The European Union’s pharmaceutical regulator said Friday that it approved manufacturing sites for coronavirus vaccines made by Pfizer-BioNTech, Moderna and AstraZeneca, a move that will significantly increase the supply of the vaccines in Europe and speed up vaccination efforts on the continent.
The European Medicines Agency said in a statement that it had approved sites in the Netherlands, Germany and Switzerland for COVID-19 vaccines manufactured by the drugmakers.
The 27-nation bloc is fighting to speed up COVID-19 vaccination, and repeated distribution delays and manufacturing problems.
The agency said it approved a plant in Leiden, the Netherlands, to manufacture the active ingredient in AstraZeneca’s vaccine, for a total of four licensed sites.

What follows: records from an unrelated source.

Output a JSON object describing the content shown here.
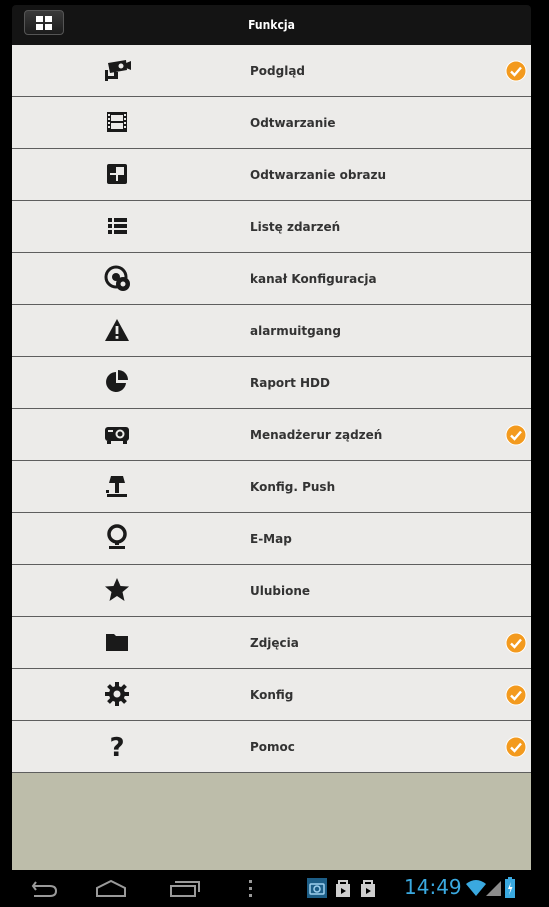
{
  "header": {
    "title": "Funkcja"
  },
  "items": [
    {
      "label": "Podgląd",
      "icon": "cctv-camera-icon",
      "checked": true
    },
    {
      "label": "Odtwarzanie",
      "icon": "film-strip-icon",
      "checked": false
    },
    {
      "label": "Odtwarzanie obrazu",
      "icon": "multi-view-icon",
      "checked": false
    },
    {
      "label": "Listę zdarzeń",
      "icon": "list-icon",
      "checked": false
    },
    {
      "label": "kanał Konfiguracja",
      "icon": "channel-config-icon",
      "checked": false
    },
    {
      "label": "alarmuitgang",
      "icon": "warning-icon",
      "checked": false
    },
    {
      "label": "Raport HDD",
      "icon": "pie-chart-icon",
      "checked": false
    },
    {
      "label": "Menadżerur ządzeń",
      "icon": "projector-icon",
      "checked": true
    },
    {
      "label": "Konfig. Push",
      "icon": "push-icon",
      "checked": false
    },
    {
      "label": "E-Map",
      "icon": "map-pin-icon",
      "checked": false
    },
    {
      "label": "Ulubione",
      "icon": "star-icon",
      "checked": false
    },
    {
      "label": "Zdjęcia",
      "icon": "folder-icon",
      "checked": true
    },
    {
      "label": "Konfig",
      "icon": "gear-icon",
      "checked": true
    },
    {
      "label": "Pomoc",
      "icon": "help-icon",
      "checked": true
    }
  ],
  "status_bar": {
    "time": "14:49"
  },
  "colors": {
    "accent_check": "#f39a1e",
    "clock": "#3aa9e0",
    "list_bg": "#ecebe9",
    "empty_area": "#bdbdaa"
  }
}
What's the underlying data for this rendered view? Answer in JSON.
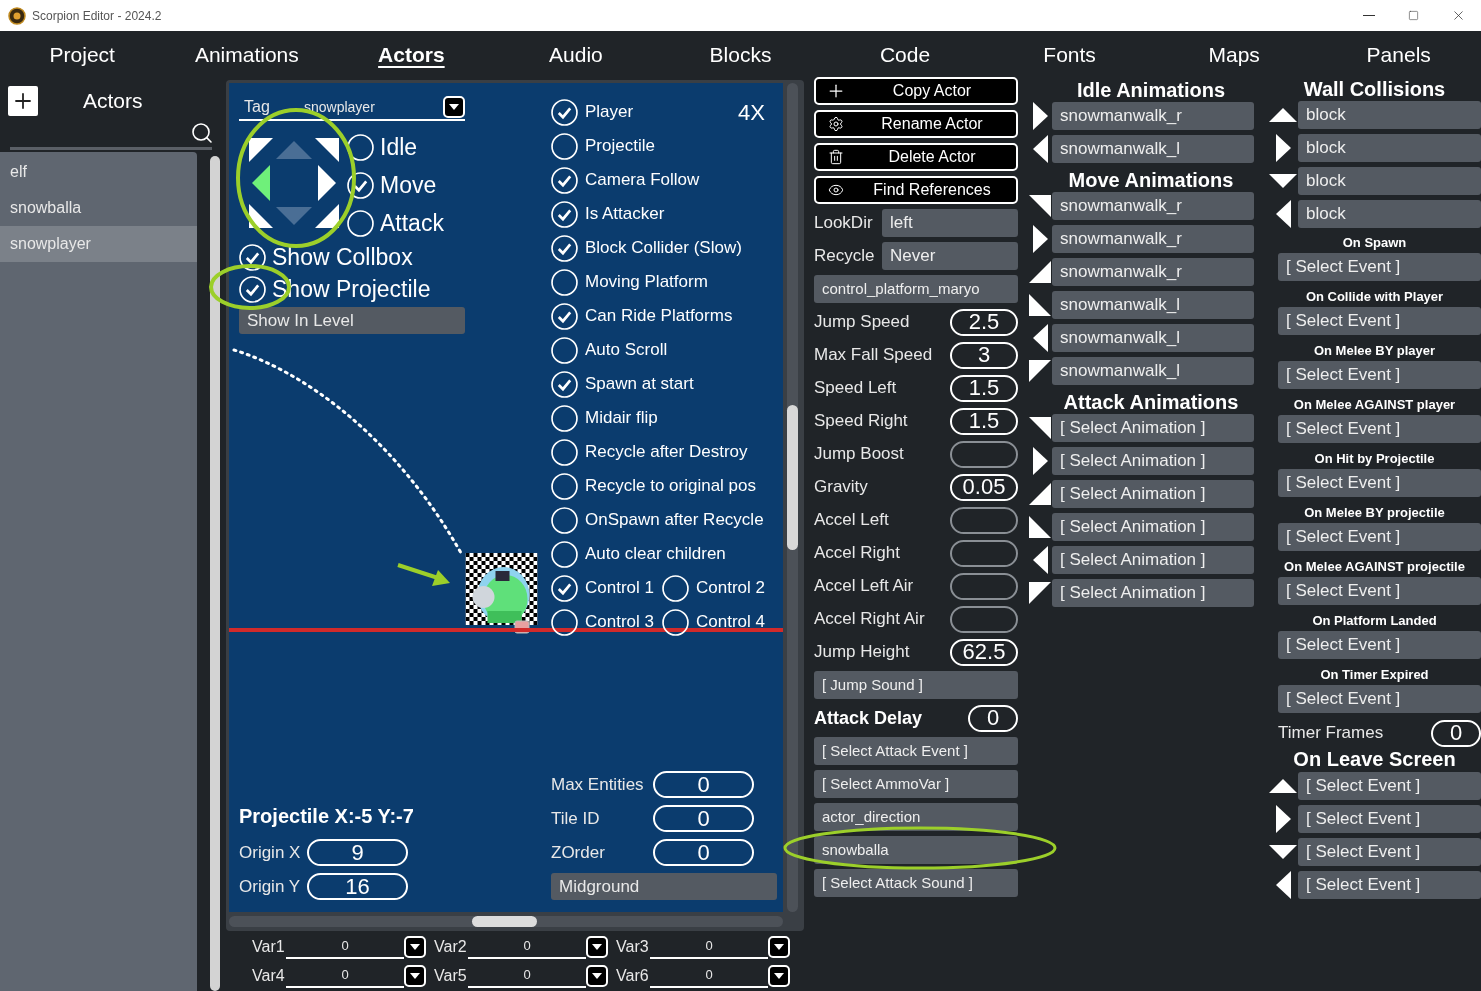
{
  "window": {
    "title": "Scorpion Editor - 2024.2"
  },
  "menu": [
    {
      "label": "Project",
      "selected": false
    },
    {
      "label": "Animations",
      "selected": false
    },
    {
      "label": "Actors",
      "selected": true
    },
    {
      "label": "Audio",
      "selected": false
    },
    {
      "label": "Blocks",
      "selected": false
    },
    {
      "label": "Code",
      "selected": false
    },
    {
      "label": "Fonts",
      "selected": false
    },
    {
      "label": "Maps",
      "selected": false
    },
    {
      "label": "Panels",
      "selected": false
    }
  ],
  "sidebar": {
    "title": "Actors",
    "items": [
      {
        "label": "elf",
        "selected": false
      },
      {
        "label": "snowballa",
        "selected": false
      },
      {
        "label": "snowplayer",
        "selected": true
      }
    ]
  },
  "editor": {
    "tag_label": "Tag",
    "tag_value": "snowplayer",
    "zoom": "4X",
    "directions": [
      {
        "kind": "up-left",
        "selected": false,
        "disabled": false
      },
      {
        "kind": "up",
        "disabled": true
      },
      {
        "kind": "up-right",
        "selected": false,
        "disabled": false
      },
      {
        "kind": "left",
        "selected": true,
        "disabled": false
      },
      {
        "kind": "center"
      },
      {
        "kind": "right",
        "selected": false,
        "disabled": false
      },
      {
        "kind": "down-left",
        "selected": false,
        "disabled": false
      },
      {
        "kind": "down",
        "disabled": true
      },
      {
        "kind": "down-right",
        "selected": false,
        "disabled": false
      }
    ],
    "states": [
      {
        "label": "Idle",
        "selected": false
      },
      {
        "label": "Move",
        "selected": true
      },
      {
        "label": "Attack",
        "selected": false
      }
    ],
    "toggles": [
      {
        "label": "Show Collbox",
        "checked": true
      },
      {
        "label": "Show Projectile",
        "checked": true
      }
    ],
    "layer_toggle": "Show In Level",
    "flag_rows": [
      [
        {
          "label": "Player",
          "checked": true
        }
      ],
      [
        {
          "label": "Projectile",
          "checked": false
        }
      ],
      [
        {
          "label": "Camera Follow",
          "checked": true
        }
      ],
      [
        {
          "label": "Is Attacker",
          "checked": true
        }
      ],
      [
        {
          "label": "Block Collider (Slow)",
          "checked": true
        }
      ],
      [
        {
          "label": "Moving Platform",
          "checked": false
        }
      ],
      [
        {
          "label": "Can Ride Platforms",
          "checked": true
        }
      ],
      [
        {
          "label": "Auto Scroll",
          "checked": false
        }
      ],
      [
        {
          "label": "Spawn at start",
          "checked": true
        }
      ],
      [
        {
          "label": "Midair flip",
          "checked": false
        }
      ],
      [
        {
          "label": "Recycle after Destroy",
          "checked": false
        }
      ],
      [
        {
          "label": "Recycle to original pos",
          "checked": false
        }
      ],
      [
        {
          "label": "OnSpawn after Recycle",
          "checked": false
        }
      ],
      [
        {
          "label": "Auto clear children",
          "checked": false
        }
      ],
      [
        {
          "label": "Control 1",
          "checked": true
        },
        {
          "label": "Control 2",
          "checked": false
        }
      ],
      [
        {
          "label": "Control 3",
          "checked": false
        },
        {
          "label": "Control 4",
          "checked": false
        }
      ]
    ],
    "projectile_label": "Projectile X:-5 Y:-7",
    "origin": [
      {
        "label": "Origin X",
        "value": "9"
      },
      {
        "label": "Origin Y",
        "value": "16"
      }
    ],
    "properties": [
      {
        "label": "Max Entities",
        "value": "0"
      },
      {
        "label": "Tile ID",
        "value": "0"
      },
      {
        "label": "ZOrder",
        "value": "0"
      }
    ],
    "layer": "Midground"
  },
  "variables": [
    {
      "label": "Var1",
      "value": "0"
    },
    {
      "label": "Var2",
      "value": "0"
    },
    {
      "label": "Var3",
      "value": "0"
    },
    {
      "label": "Var4",
      "value": "0"
    },
    {
      "label": "Var5",
      "value": "0"
    },
    {
      "label": "Var6",
      "value": "0"
    }
  ],
  "actor_panel": [
    {
      "kind": "button",
      "label": "Copy Actor"
    },
    {
      "kind": "button",
      "label": "Rename Actor"
    },
    {
      "kind": "button",
      "label": "Delete Actor"
    },
    {
      "kind": "button",
      "label": "Find References"
    },
    {
      "kind": "labeled-select",
      "label": "LookDir",
      "value": "left"
    },
    {
      "kind": "labeled-select",
      "label": "Recycle",
      "value": "Never"
    },
    {
      "kind": "select",
      "value": "control_platform_maryo"
    },
    {
      "kind": "number",
      "label": "Jump Speed",
      "value": "2.5"
    },
    {
      "kind": "number",
      "label": "Max Fall Speed",
      "value": "3"
    },
    {
      "kind": "number",
      "label": "Speed Left",
      "value": "1.5"
    },
    {
      "kind": "number",
      "label": "Speed Right",
      "value": "1.5"
    },
    {
      "kind": "number",
      "label": "Jump Boost"
    },
    {
      "kind": "number",
      "label": "Gravity",
      "value": "0.05"
    },
    {
      "kind": "number",
      "label": "Accel Left"
    },
    {
      "kind": "number",
      "label": "Accel Right"
    },
    {
      "kind": "number",
      "label": "Accel Left Air"
    },
    {
      "kind": "number",
      "label": "Accel Right Air"
    },
    {
      "kind": "number",
      "label": "Jump Height",
      "value": "62.5"
    },
    {
      "kind": "select",
      "value": "[ Jump Sound ]"
    },
    {
      "kind": "heading-number",
      "label": "Attack Delay",
      "value": "0"
    },
    {
      "kind": "select",
      "value": "[ Select Attack Event ]"
    },
    {
      "kind": "select",
      "value": "[ Select AmmoVar ]"
    },
    {
      "kind": "select",
      "value": "actor_direction"
    },
    {
      "kind": "select",
      "value": "snowballa"
    },
    {
      "kind": "select",
      "value": "[ Select Attack Sound ]"
    }
  ],
  "animations": [
    {
      "title": "Idle Animations",
      "items": [
        {
          "kind": "right",
          "value": "snowmanwalk_r"
        },
        {
          "kind": "left",
          "value": "snowmanwalk_l"
        }
      ]
    },
    {
      "title": "Move Animations",
      "items": [
        {
          "kind": "up-right",
          "value": "snowmanwalk_r"
        },
        {
          "kind": "right",
          "value": "snowmanwalk_r"
        },
        {
          "kind": "down-right",
          "value": "snowmanwalk_r"
        },
        {
          "kind": "down-left",
          "value": "snowmanwalk_l"
        },
        {
          "kind": "left",
          "value": "snowmanwalk_l"
        },
        {
          "kind": "up-left",
          "value": "snowmanwalk_l"
        }
      ]
    },
    {
      "title": "Attack Animations",
      "items": [
        {
          "kind": "up-right",
          "value": "[ Select Animation ]"
        },
        {
          "kind": "right",
          "value": "[ Select Animation ]"
        },
        {
          "kind": "down-right",
          "value": "[ Select Animation ]"
        },
        {
          "kind": "down-left",
          "value": "[ Select Animation ]"
        },
        {
          "kind": "left",
          "value": "[ Select Animation ]"
        },
        {
          "kind": "up-left",
          "value": "[ Select Animation ]"
        }
      ]
    }
  ],
  "events": {
    "title": "Wall Collisions",
    "walls": [
      {
        "kind": "up",
        "value": "block"
      },
      {
        "kind": "right",
        "value": "block"
      },
      {
        "kind": "down",
        "value": "block"
      },
      {
        "kind": "left",
        "value": "block"
      }
    ],
    "handlers": [
      {
        "label": "On Spawn",
        "value": "[ Select Event ]"
      },
      {
        "label": "On Collide with Player",
        "value": "[ Select Event ]"
      },
      {
        "label": "On Melee BY player",
        "value": "[ Select Event ]"
      },
      {
        "label": "On Melee AGAINST player",
        "value": "[ Select Event ]"
      },
      {
        "label": "On Hit by Projectile",
        "value": "[ Select Event ]"
      },
      {
        "label": "On Melee BY projectile",
        "value": "[ Select Event ]"
      },
      {
        "label": "On Melee AGAINST projectile",
        "value": "[ Select Event ]"
      },
      {
        "label": "On Platform Landed",
        "value": "[ Select Event ]"
      },
      {
        "label": "On Timer Expired",
        "value": "[ Select Event ]"
      }
    ],
    "timer": {
      "label": "Timer Frames",
      "value": "0"
    },
    "leave_title": "On Leave Screen",
    "leave": [
      {
        "kind": "up",
        "value": "[ Select Event ]"
      },
      {
        "kind": "right",
        "value": "[ Select Event ]"
      },
      {
        "kind": "down",
        "value": "[ Select Event ]"
      },
      {
        "kind": "left",
        "value": "[ Select Event ]"
      }
    ]
  }
}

The EU regulator said it also gave the green light to a site in Marburg, Germany, to make both the active substance and the full vaccine developed by BioNTech and Pfizer.
It added that it would grant more flexible storage conditions to the Pfizer-BioNTech vaccine, which was approved knowing that it needs extremely cold temperatures for storage and distribution.
It (the approval) is anticipated to facilitate the rapid introduction and distribution of the vaccine in the EU by reducing the need for ultra-low-temperature storage conditions throughout the supply chain, the regulator said.
Last week, an expert committee at the agency recommended new manufacturing lines at a facility in Visp, Switzerland, for Moderna Inc.’s vaccine.
These changes are intended to increase production capacity and supply of the vaccine to the EU market, the regulator said.
On Thursday, EU leaders failed to resolve a dispute over the distribution of COVID-19 vaccines among member states, but vowed to tighten export controls on the vaccine and vaccine production on EU soil at a time when doses are in short supply and new cases are on the rise.